The Lithgow Mercury, is a tri-weekly English language newspaper first published in 1878 in Lithgow, New South Wales, Australia.[1]

Lithgow Mercury, front page, 7 January 1898



The Lithgow Mercury was established in 1878.[1] Initially a weekly publication, the paper was published daily from 1949 to 1986, then tri-weekly. In 1879, the paper was purchased by Walter Scott Targett, who had started work as a compositor on the paper, and who was later elected to the New South Wales Legislative Assembly as the Member for Hartley.[2] J.P.T. Caulfield acquired the paper in 1886. He worked as editor for eighteen months, until late 1887 when he sold the paper to the proprietors of the Lithgow Enterprise and Australian Land Nationaliser.[3] In January 1889, the Lithgow Mercury Newspaper Co., headed by James Ryan, purchased the business and property of the Lithgow Enterprise.

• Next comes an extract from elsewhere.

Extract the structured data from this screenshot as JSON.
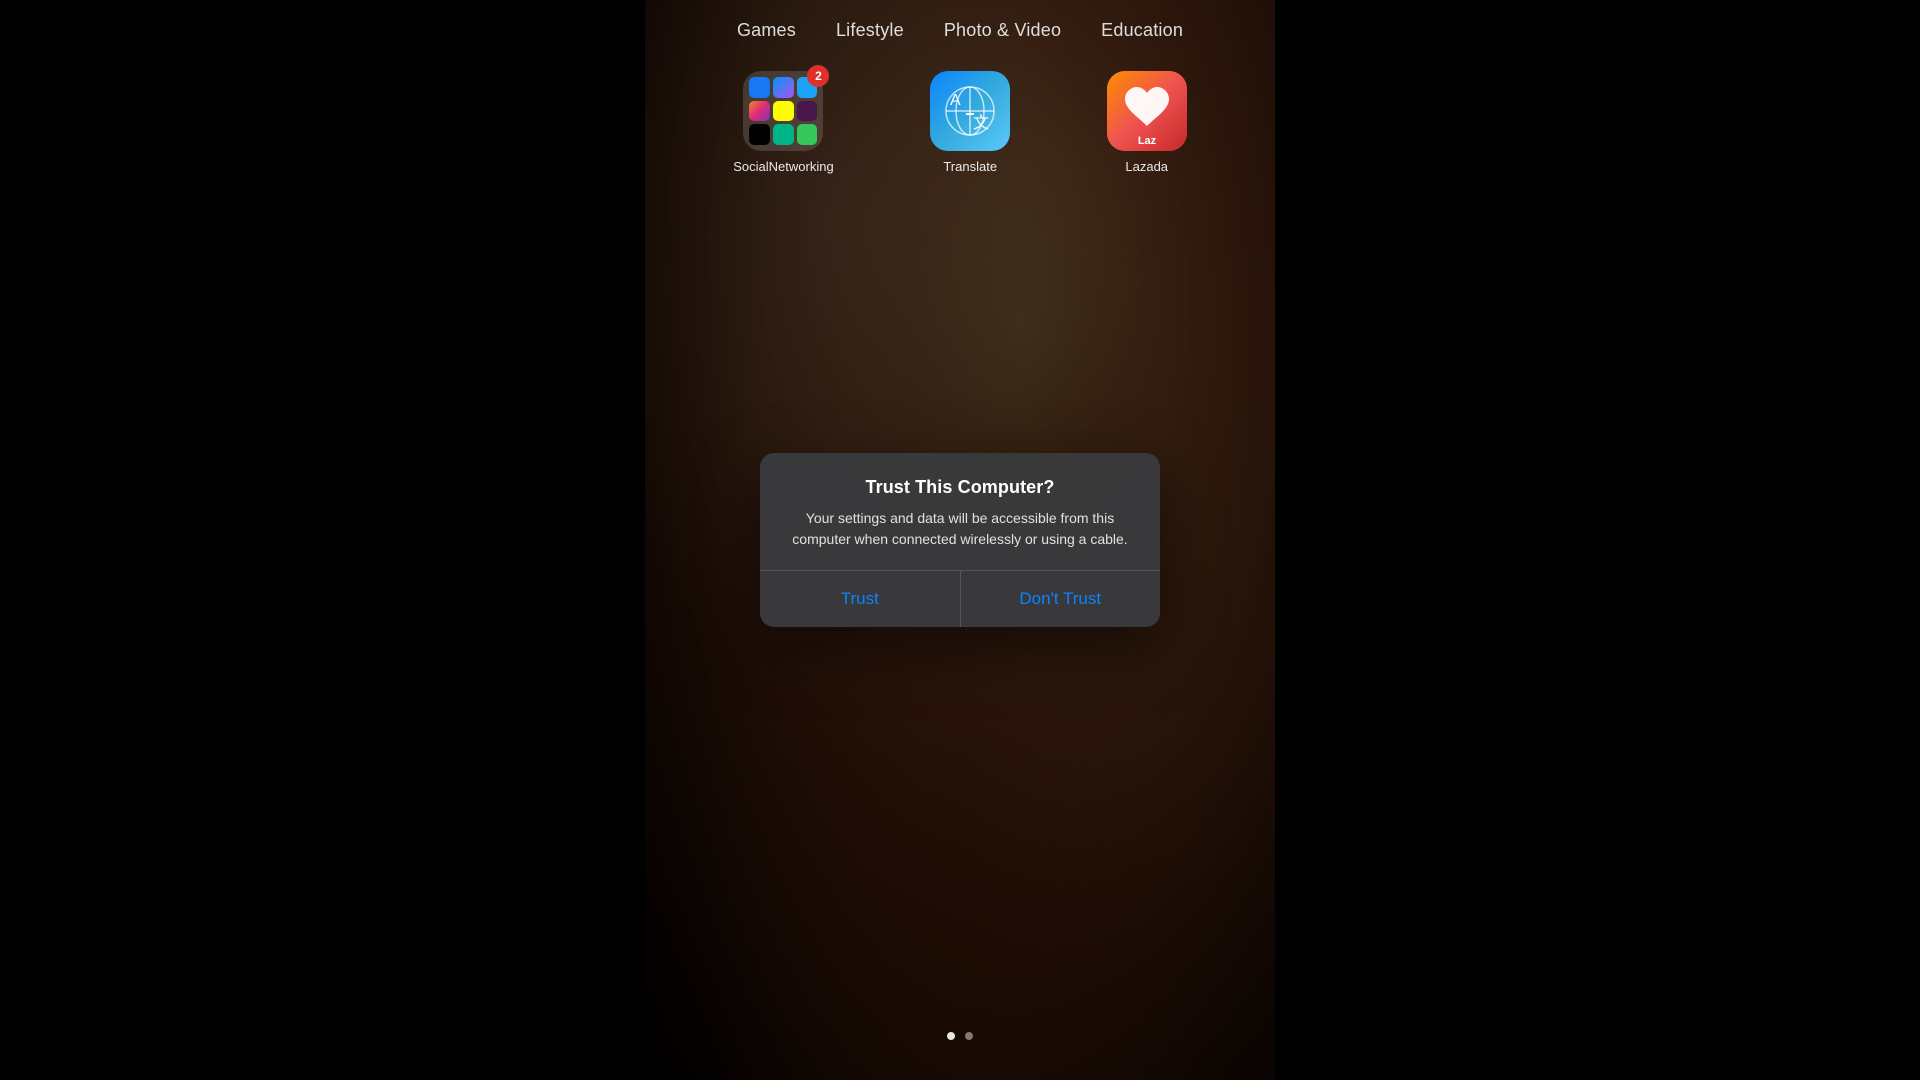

Ryan became managing editor of the paper, a position he held for over 37 years. In July 1926, Western Newspapers Ltd, led by L.T. Watson, Hubert Browett Whitham and F.V. Sparrow, purchased the plant and book debts of the paper.[4][5] The Lithgow Mercury is currently owned by Fairfax Regional Media.[1]



The paper has been partially digitised as part of the Australian Newspapers Digitisation Program of the National Library of Australia.[6][7]

See also



  1. ^ a b c "About us". Lithgow Mercury. Fairfax Regional Media. Retrieved 5 September 2016.
  2. ^ Kirkpatrick, Rod (13 March 2013). "Moving Targett they missed". GXpress. Retrieved 6 September 2016.
  3. ^ "NOTABLE CITIZEN'S DEPARTURE". Lithgow Mercury. New South Wales, Australia. 16 July 1926. p. 6. Retrieved 6 September 2016 – via National Library of Australia.
  4. ^ "Lithgow Mercury". Vol. 1, no. 469. New South Wales, Australia. 14 January 1898. p. 1. Retrieved 5 September 2016 – via National Library of Australia.
  5. ^ Kirkpatrick, Rod (2000). Country Conscience : a history of the New South Wales provincial press, 1841-1995. Canberra City, A.C.T.: Infinite Harvest. p. 204. ISBN 0646402706.
  6. ^ "Australian Newspaper Digitisation Program". National Library of Australia. Retrieved 5 September 2016.
  7. ^ "The past into the present". Lithgow Mercury. 30 August 2016. Retrieved 5 August 2016.